And so… what’s it’s all about? An why did I think anyone would read it?
I’d probably describe it best as being two books in one. Quite a few readers of my first book, “What Every Real Estate Investor Needs to Know About Cash Flow…,” told me they wanted to see more examples of the 37 key calculations I discussed there. That’s an entirely reasonable request; most of us learn better from examples.
So, I began with the idea of creating a workbook of sorts. For each of my 37 metrics I created a series of sample problems that the reader could work through. And, of course, I provided the step-by-solution for every problem.

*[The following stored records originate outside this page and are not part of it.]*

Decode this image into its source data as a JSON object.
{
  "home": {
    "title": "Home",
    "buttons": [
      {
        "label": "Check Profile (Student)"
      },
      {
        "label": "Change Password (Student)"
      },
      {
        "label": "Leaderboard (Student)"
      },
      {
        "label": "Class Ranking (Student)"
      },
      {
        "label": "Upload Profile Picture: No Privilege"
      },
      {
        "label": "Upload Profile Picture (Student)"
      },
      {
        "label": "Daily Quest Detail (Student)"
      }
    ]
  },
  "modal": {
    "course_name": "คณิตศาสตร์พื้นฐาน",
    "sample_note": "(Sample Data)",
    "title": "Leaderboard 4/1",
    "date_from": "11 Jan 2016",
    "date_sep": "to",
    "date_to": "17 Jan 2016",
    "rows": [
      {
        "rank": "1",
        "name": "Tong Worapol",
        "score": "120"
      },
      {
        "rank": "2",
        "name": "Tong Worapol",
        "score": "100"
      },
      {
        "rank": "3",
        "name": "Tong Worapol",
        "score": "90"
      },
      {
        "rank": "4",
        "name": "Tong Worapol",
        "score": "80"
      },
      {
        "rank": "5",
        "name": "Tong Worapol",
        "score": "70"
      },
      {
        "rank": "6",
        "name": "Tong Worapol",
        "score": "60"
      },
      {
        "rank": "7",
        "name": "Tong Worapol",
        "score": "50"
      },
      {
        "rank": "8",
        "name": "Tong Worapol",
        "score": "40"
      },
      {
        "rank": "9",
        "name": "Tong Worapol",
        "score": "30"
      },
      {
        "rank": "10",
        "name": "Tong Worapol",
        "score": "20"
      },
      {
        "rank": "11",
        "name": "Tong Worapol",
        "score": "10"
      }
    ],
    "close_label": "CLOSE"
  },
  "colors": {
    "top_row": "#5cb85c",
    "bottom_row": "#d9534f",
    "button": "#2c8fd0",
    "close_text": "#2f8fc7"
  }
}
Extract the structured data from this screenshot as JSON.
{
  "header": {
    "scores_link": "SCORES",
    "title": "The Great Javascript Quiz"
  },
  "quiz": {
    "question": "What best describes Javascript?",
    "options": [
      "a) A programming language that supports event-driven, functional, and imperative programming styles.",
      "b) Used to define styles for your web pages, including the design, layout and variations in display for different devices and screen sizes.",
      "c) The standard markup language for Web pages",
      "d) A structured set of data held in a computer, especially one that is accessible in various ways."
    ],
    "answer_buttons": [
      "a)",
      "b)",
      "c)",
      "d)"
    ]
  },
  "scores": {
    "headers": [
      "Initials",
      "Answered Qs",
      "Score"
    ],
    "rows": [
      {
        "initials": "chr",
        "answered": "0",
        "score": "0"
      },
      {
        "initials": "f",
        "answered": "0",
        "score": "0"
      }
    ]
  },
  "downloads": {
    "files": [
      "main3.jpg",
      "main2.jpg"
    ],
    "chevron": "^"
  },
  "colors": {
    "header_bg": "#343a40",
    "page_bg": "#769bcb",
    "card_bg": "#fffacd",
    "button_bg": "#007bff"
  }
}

I would humbly submit (all right, maybe not so humbly) that this was a good idea, because to master anything you have to roll up your sleeves and get involved with it. You can’t just read about these concepts, you have to practice them if you expect to internalize them as part of your approach to investing. And that, by the way, is how “Mastering” got into the title.
It’s one thing to master these concepts, but it’s yet another to understand how to integrate them and apply them — and that’s why I wrote the second part of the book, the case studies. I took four different type of properties — a single-family rental, a development project, and apartment building, and a commercial property.
What I tried to do here was to take real-life situations, where you have to deal with asking prices that may be realistic or not; where you encounter seller representations that may be accurate or not; where you have to make judgments and forecasts using imperfect current knowledge.
One of my goals in this part of the book was to show you how to play, “What if…” with your forecasts so as to give you a sense of the range of possible outcomes for your investment if things like rent projections, interest rates, resale costs varied. Also, in a departure from some of my usual topics, I tried to show how to look at a re-hab project — specifically, how to estimate an appropriate price for a property that you plan to re-develop into an income-producing investment.
Part 2 of the book can stand on its own, so if you’re comfortable with concepts like NOI, cap rate, discounted cash flow and IRR, go ahead an read this part first.
You’ll find more about this book, and my others, here.